he first part of the multi-stage charge cycle is constant current mode “Bulk Charge”; Ag102nce the terminal voltage reaches 14.4V; the Ag102 charge cycle automatically moves on tohe final stage of the charge cycle is the “Float Charge”. This can be done by accuratelyTlimits this to a maximum of 0.25C Amps (a quarter of the battery capacity), as required bySLA batteries. For example, if the capacity of the SLA battery being charged is 4Ah, then theconstant current should be limited to 1 Amp. During this stage, the Ag102 monitors thebattery terminal voltage until the terminal voltage reaches 14.4V (2.40V/cell).Othe second stage “High Absorption Charge”. The Ag102 output changes from constantcurrent to constant voltage and now monitors the charge current. When the charge currentdrops to 0.05C Amps, which is 0.2 Amps for a 4Ah battery, the battery will have recoveredapproximately 70-80% of its charge. At this point the Ag102 output voltage reduces to13.65V (2.275V/cell) - this is the “Low Absorption Charge”. The remaining 20-30% of thecharge is carried out at this lower voltage in order to prevent over-charge. Ag102 will stay inthis mode until the battery is fully charged.Tmaintaining the low absorption voltage level, or as with the Ag102, by providing anintermittent float charge as shown in Figure 2. These methods ensure that the battery is notbeing over-charged, as over-charging will result in battery stress, reducing the battery life. Guide to charging Sealed Lead Acid batteriesll the above charge voltages are based on an ambient temperature of between 20˚C to 25˚C.here are limits to the battery operating temperature and SLA battery life is greatly reduced atony Morgantions Engineer.comDuring the intermittent float charge, Ag102 will periodically check battery capacity, and flagthis information.AFor the best performance these voltages will need to be temperature compensated byapproximately 4mV/˚C/Cell (reduced at higher temperatures and increased at lowertemperatures). Ag102 has the ability to provide temperature compensation via PTC thermistorinput – the PTC thermistor connects to the battery, and the Ag102 automatically adjusts allcharging voltages to compensate for temperature variances, thus always maintaining optimumcharge performance for the SLA battery – maximising battery life, and minimising chargetimes.Thigher ambient temperatures.

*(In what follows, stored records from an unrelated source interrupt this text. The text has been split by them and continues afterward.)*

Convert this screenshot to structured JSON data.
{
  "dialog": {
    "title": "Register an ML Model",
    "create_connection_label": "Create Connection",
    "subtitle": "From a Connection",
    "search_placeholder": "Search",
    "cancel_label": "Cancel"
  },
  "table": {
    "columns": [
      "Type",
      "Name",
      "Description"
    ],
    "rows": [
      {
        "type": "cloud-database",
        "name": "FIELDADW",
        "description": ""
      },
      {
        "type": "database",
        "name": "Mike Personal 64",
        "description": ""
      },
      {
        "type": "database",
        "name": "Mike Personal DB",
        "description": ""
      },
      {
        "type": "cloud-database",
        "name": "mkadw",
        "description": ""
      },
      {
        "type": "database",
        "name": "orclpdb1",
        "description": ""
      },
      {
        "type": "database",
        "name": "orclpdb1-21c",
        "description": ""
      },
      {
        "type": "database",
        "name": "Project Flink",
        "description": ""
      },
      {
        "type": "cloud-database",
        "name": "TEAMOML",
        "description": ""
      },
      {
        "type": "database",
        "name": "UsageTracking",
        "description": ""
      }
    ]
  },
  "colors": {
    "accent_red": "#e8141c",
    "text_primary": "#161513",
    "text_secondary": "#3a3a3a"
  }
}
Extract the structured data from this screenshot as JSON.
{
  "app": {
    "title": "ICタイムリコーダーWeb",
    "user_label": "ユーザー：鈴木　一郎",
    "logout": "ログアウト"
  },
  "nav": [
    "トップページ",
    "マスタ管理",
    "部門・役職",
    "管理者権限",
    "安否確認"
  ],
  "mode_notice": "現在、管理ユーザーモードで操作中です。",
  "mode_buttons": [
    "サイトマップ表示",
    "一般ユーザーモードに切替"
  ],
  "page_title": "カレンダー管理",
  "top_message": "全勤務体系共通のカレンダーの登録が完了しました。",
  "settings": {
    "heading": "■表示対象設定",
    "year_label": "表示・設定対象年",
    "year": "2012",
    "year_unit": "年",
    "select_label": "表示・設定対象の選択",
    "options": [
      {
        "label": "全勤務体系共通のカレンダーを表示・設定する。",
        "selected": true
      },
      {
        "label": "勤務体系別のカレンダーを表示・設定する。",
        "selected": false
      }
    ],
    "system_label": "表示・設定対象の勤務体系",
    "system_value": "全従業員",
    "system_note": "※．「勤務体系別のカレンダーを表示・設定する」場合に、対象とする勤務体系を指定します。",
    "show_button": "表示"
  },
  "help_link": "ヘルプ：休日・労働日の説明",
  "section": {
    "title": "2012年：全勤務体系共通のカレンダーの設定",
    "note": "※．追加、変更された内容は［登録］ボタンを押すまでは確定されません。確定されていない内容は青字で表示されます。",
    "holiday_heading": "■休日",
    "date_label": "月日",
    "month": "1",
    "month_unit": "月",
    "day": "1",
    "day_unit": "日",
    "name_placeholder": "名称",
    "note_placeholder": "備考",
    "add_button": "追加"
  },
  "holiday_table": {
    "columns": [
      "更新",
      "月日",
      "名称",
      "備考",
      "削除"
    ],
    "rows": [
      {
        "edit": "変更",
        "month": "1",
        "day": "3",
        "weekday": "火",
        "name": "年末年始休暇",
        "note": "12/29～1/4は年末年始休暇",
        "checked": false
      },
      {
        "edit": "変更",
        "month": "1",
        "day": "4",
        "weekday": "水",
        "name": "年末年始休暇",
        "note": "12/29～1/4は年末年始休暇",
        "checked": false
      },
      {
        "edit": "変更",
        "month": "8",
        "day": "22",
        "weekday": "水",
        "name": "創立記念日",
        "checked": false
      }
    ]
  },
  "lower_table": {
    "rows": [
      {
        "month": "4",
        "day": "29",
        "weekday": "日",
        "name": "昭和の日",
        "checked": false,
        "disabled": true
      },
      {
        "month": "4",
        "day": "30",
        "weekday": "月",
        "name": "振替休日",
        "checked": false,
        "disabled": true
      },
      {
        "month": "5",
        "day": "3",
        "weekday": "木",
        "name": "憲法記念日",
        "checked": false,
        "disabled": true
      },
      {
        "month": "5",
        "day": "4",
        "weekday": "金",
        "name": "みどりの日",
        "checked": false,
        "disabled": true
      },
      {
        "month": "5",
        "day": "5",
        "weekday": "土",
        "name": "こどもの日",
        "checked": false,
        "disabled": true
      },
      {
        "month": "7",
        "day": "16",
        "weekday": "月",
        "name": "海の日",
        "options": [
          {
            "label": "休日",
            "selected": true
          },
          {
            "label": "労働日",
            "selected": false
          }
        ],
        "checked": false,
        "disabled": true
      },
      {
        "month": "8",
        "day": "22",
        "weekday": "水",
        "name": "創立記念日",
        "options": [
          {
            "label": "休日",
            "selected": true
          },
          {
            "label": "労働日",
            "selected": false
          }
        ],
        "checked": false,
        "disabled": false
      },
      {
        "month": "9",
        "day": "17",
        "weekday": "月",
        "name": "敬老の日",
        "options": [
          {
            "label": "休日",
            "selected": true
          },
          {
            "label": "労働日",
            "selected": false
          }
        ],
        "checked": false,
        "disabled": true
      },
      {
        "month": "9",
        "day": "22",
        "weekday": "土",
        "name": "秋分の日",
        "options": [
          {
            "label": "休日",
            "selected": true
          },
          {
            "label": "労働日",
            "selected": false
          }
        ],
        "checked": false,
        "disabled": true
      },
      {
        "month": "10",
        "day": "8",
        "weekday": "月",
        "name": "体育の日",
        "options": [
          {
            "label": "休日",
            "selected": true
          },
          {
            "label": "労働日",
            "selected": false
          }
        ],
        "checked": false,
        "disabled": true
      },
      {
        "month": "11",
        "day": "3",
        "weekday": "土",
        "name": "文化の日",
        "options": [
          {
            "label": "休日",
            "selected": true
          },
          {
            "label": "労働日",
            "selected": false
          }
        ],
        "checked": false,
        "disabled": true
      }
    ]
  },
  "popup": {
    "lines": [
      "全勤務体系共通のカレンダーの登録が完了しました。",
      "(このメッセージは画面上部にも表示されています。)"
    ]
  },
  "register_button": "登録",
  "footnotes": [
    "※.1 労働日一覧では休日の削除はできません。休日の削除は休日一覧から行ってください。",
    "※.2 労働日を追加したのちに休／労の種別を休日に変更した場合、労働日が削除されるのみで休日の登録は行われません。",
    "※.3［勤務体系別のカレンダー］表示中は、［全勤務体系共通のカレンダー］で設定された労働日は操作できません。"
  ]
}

For more information on this you will need to refer to thebattery manufacturer’s datasheet.